- _DATA TO USE_

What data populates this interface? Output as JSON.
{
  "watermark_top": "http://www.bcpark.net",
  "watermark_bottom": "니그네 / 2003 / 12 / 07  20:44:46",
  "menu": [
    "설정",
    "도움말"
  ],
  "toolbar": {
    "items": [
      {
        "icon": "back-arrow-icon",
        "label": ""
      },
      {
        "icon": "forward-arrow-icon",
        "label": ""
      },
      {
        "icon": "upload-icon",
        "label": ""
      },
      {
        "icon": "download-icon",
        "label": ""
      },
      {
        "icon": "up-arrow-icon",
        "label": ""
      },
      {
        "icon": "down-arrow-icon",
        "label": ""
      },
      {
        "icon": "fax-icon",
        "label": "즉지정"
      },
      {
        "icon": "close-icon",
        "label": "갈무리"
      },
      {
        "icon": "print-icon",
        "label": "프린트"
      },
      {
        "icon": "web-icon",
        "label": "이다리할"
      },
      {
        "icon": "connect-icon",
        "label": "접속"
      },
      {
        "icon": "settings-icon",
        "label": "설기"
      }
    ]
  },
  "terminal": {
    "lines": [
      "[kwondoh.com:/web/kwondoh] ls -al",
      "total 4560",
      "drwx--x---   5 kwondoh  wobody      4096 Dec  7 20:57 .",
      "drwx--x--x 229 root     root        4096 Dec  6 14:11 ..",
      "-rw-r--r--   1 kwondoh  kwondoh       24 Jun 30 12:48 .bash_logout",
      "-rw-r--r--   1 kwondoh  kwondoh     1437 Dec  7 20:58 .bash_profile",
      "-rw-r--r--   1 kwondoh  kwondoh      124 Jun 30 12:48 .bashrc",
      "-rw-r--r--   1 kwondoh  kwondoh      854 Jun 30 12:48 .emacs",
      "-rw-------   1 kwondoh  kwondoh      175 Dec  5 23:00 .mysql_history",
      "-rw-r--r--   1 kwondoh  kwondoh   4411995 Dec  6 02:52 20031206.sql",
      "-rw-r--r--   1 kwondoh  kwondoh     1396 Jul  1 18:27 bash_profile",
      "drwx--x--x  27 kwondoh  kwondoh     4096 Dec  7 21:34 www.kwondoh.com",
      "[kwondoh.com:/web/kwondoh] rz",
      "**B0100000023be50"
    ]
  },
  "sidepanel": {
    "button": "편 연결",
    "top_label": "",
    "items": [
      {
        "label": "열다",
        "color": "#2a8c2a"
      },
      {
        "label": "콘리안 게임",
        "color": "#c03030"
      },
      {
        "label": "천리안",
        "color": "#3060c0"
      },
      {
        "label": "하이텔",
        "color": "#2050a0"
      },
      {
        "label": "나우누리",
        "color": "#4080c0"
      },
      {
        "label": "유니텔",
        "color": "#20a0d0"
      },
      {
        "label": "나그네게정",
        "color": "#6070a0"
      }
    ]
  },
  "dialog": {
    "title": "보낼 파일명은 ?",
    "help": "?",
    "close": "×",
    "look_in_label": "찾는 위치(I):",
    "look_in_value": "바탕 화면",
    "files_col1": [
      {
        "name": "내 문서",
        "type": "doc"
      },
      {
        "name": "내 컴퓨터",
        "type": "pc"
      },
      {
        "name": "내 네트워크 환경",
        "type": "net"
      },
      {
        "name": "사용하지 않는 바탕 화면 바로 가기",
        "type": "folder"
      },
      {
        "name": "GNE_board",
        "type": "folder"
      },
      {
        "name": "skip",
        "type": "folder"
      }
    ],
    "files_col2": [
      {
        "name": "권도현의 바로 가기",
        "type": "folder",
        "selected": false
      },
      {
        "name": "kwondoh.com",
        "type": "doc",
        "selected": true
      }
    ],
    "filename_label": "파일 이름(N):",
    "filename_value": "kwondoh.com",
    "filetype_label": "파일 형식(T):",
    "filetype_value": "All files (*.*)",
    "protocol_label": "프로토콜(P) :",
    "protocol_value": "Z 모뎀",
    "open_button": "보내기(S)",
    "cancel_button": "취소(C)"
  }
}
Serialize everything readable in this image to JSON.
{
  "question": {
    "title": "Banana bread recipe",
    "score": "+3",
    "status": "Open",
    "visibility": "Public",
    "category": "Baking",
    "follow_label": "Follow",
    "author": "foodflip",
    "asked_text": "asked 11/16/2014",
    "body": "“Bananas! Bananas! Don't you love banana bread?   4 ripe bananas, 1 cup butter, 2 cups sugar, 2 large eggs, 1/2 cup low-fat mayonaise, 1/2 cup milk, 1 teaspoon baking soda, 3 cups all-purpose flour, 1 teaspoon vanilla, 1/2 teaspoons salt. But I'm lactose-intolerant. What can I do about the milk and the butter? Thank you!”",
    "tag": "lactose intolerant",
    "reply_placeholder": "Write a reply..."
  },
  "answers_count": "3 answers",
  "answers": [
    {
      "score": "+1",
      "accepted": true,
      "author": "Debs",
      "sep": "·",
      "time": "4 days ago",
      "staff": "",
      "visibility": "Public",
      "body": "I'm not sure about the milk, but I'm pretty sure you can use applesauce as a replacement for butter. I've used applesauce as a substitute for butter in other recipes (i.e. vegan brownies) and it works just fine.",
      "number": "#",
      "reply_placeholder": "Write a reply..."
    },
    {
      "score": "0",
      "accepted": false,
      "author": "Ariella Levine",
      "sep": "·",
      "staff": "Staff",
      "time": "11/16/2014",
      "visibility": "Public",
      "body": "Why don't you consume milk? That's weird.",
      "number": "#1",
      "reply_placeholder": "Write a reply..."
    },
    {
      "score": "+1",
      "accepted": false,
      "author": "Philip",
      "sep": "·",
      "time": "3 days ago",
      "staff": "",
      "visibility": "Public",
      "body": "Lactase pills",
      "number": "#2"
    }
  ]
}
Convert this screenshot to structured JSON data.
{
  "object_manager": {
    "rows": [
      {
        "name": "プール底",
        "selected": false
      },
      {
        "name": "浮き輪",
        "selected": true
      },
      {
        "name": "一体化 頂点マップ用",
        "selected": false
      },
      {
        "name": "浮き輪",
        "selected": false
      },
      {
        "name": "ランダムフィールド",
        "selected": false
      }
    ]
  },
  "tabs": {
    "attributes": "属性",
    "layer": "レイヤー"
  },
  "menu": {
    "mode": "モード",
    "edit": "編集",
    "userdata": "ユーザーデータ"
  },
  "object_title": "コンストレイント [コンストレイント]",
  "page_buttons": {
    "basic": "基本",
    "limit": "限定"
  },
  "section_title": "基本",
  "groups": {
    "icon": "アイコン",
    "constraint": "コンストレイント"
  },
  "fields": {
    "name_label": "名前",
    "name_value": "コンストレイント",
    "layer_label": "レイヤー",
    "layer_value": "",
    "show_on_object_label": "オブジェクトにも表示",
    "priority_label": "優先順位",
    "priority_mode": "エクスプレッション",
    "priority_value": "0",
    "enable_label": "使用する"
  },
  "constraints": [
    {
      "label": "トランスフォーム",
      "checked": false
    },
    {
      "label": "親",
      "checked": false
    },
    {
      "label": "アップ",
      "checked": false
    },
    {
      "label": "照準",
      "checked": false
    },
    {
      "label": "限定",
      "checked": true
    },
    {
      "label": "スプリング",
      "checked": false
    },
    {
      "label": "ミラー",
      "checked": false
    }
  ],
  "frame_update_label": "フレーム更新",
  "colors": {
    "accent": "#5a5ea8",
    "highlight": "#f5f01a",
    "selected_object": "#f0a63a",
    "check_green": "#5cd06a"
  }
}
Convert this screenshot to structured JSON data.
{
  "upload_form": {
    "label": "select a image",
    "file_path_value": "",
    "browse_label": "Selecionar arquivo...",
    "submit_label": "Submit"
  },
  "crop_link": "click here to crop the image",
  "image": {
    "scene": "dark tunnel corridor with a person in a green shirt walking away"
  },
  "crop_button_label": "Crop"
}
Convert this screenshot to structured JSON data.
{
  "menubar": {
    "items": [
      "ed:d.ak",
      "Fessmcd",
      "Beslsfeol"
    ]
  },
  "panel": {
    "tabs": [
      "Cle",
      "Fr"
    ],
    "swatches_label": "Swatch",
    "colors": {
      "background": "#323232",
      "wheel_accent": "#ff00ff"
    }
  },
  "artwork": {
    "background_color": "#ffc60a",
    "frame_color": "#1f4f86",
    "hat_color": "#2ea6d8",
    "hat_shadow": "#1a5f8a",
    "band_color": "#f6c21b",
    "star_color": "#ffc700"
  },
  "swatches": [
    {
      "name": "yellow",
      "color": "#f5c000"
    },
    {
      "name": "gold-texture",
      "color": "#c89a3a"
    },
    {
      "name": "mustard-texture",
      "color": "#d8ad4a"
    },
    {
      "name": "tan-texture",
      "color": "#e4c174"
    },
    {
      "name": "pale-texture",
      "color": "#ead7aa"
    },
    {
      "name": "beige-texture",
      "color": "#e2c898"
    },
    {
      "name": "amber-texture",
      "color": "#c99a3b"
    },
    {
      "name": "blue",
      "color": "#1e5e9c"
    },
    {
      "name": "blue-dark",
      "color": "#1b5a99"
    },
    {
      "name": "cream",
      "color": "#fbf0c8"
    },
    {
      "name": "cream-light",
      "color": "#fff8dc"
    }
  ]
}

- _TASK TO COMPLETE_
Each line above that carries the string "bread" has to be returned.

- _YOUR SOLUTION_
    "title": "Banana bread recipe",
    "body": "“Bananas! Bananas! Don't you love banana bread?   4 ripe bananas, 1 cup butter, 2 cups sugar, 2 large eggs, 1/2 cup low-fat mayonaise, 1/2 cup milk, 1 teaspoon baking soda, 3 cups all-purpose flour, 1 teaspoon vanilla, 1/2 teaspoons salt. But I'm lactose-intolerant. What can I do about the milk and the butter? Thank you!”",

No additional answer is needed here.